● **Problem to work on**
Return each line of the listing that has the word "JSON" in it.

****

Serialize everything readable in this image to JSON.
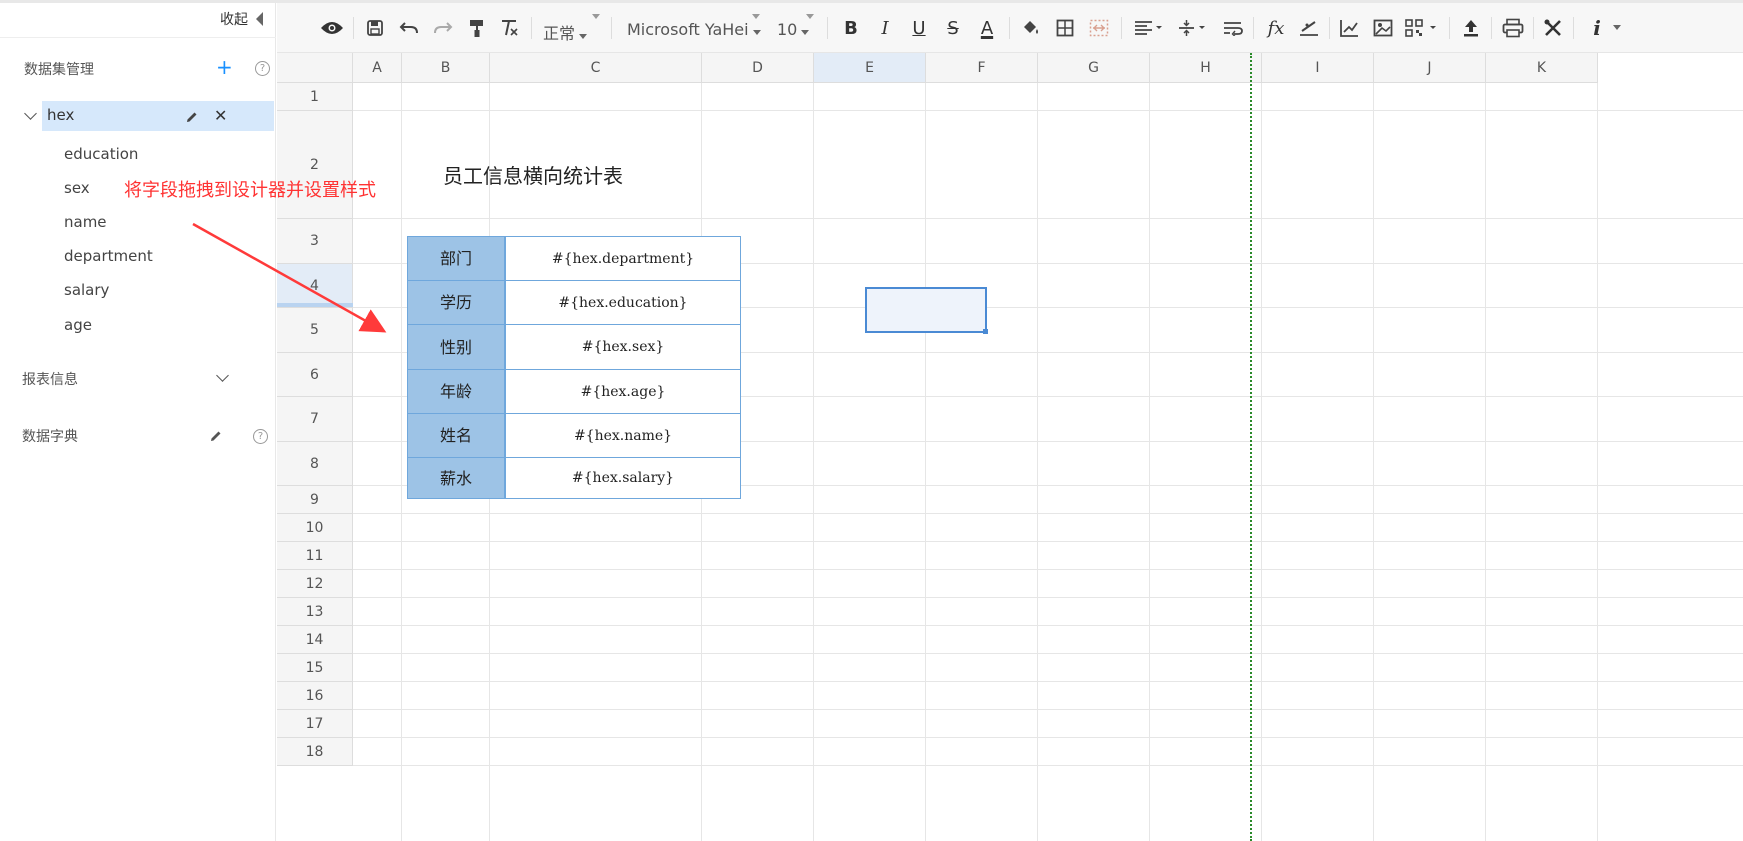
{
  "sidebar": {
    "collapse_label": "收起",
    "dataset_section_title": "数据集管理",
    "add_icon": "plus-icon",
    "dataset": {
      "name": "hex",
      "fields": [
        "education",
        "sex",
        "name",
        "department",
        "salary",
        "age"
      ]
    },
    "report_info_title": "报表信息",
    "dictionary_title": "数据字典",
    "help_glyph": "?"
  },
  "annotation": "将字段拖拽到设计器并设置样式",
  "toolbar": {
    "style_select": "正常",
    "font_select": "Microsoft YaHei",
    "size_select": "10",
    "icons": [
      "preview-icon",
      "save-icon",
      "undo-icon",
      "redo-icon",
      "format-painter-icon",
      "clear-format-icon",
      "bold-icon",
      "italic-icon",
      "underline-icon",
      "strikethrough-icon",
      "font-color-icon",
      "fill-color-icon",
      "border-icon",
      "merge-cells-icon",
      "align-icon",
      "vertical-align-icon",
      "wrap-text-icon",
      "function-icon",
      "chart-icon",
      "image-icon",
      "qrcode-icon",
      "upload-icon",
      "print-icon",
      "tools-icon",
      "info-icon"
    ],
    "font_color_accent": "#1a1a1a",
    "glyphs": {
      "bold": "B",
      "italic": "I",
      "underline": "U",
      "strike": "S",
      "font_color": "A",
      "function": "fx",
      "info": "i"
    }
  },
  "grid": {
    "columns": [
      "A",
      "B",
      "C",
      "D",
      "E",
      "F",
      "G",
      "H",
      "I",
      "J",
      "K"
    ],
    "rows": [
      "1",
      "2",
      "3",
      "4",
      "5",
      "6",
      "7",
      "8",
      "9",
      "10",
      "11",
      "12",
      "13",
      "14",
      "15",
      "16",
      "17",
      "18"
    ],
    "selected_column": "E",
    "selected_row": "4",
    "report_title": "员工信息横向统计表",
    "table": [
      {
        "label": "部门",
        "value": "#{hex.department}"
      },
      {
        "label": "学历",
        "value": "#{hex.education}"
      },
      {
        "label": "性别",
        "value": "#{hex.sex}"
      },
      {
        "label": "年龄",
        "value": "#{hex.age}"
      },
      {
        "label": "姓名",
        "value": "#{hex.name}"
      },
      {
        "label": "薪水",
        "value": "#{hex.salary}"
      }
    ],
    "colors": {
      "label_fill": "#9dc3e6",
      "border": "#6fa7dc",
      "selection": "#4a8ad4",
      "page_break": "#2a8a2a"
    }
  }
}
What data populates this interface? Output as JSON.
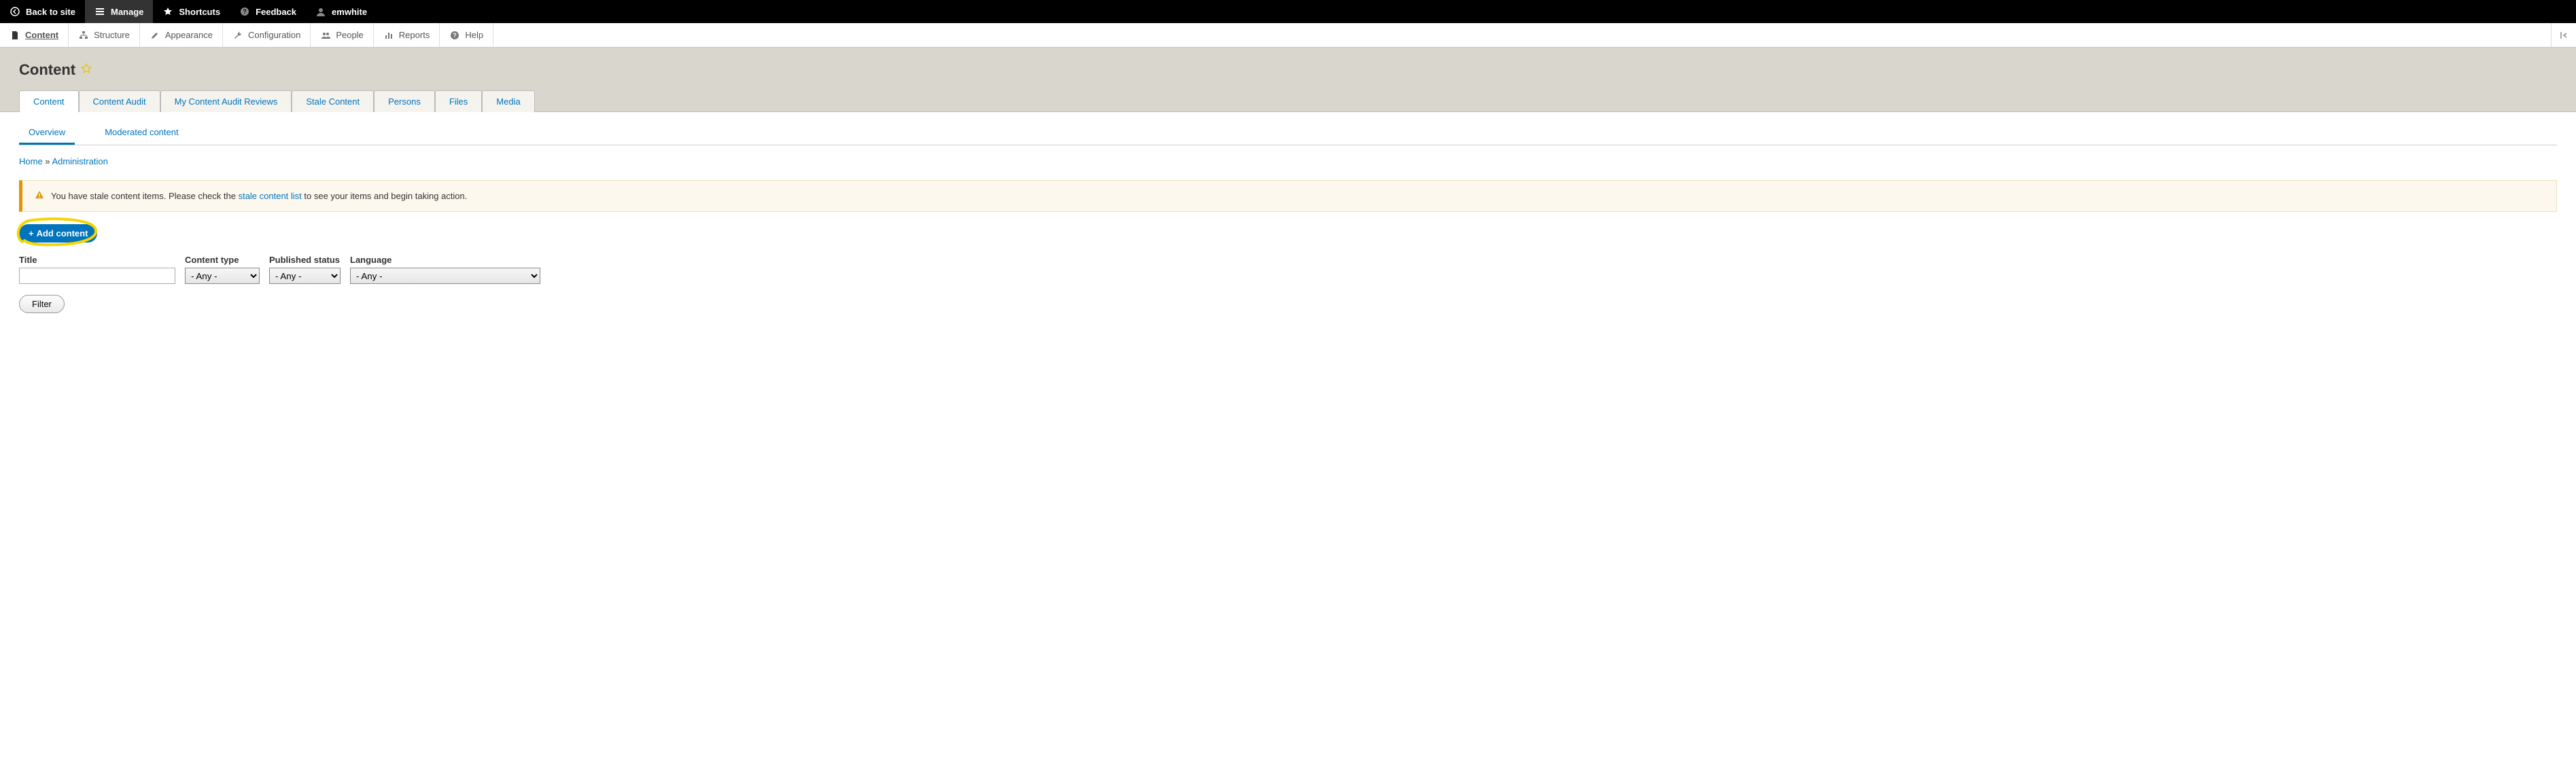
{
  "topbar": {
    "back": "Back to site",
    "manage": "Manage",
    "shortcuts": "Shortcuts",
    "feedback": "Feedback",
    "user": "emwhite"
  },
  "adminmenu": {
    "content": "Content",
    "structure": "Structure",
    "appearance": "Appearance",
    "configuration": "Configuration",
    "people": "People",
    "reports": "Reports",
    "help": "Help"
  },
  "page": {
    "title": "Content"
  },
  "tabs": {
    "content": "Content",
    "content_audit": "Content Audit",
    "my_reviews": "My Content Audit Reviews",
    "stale": "Stale Content",
    "persons": "Persons",
    "files": "Files",
    "media": "Media"
  },
  "subtabs": {
    "overview": "Overview",
    "moderated": "Moderated content"
  },
  "breadcrumb": {
    "home": "Home",
    "sep": " » ",
    "admin": "Administration"
  },
  "warning": {
    "pre": "You have stale content items. Please check the ",
    "link": "stale content list",
    "post": " to see your items and begin taking action."
  },
  "actions": {
    "add_content": "Add content"
  },
  "filters": {
    "title_label": "Title",
    "title_value": "",
    "ct_label": "Content type",
    "ct_value": "- Any -",
    "ps_label": "Published status",
    "ps_value": "- Any -",
    "lang_label": "Language",
    "lang_value": "- Any -",
    "filter_btn": "Filter"
  }
}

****

● **Solution for this task**
Serialize everything readable in this image to JSON.
What data populates this interface? Output as JSON.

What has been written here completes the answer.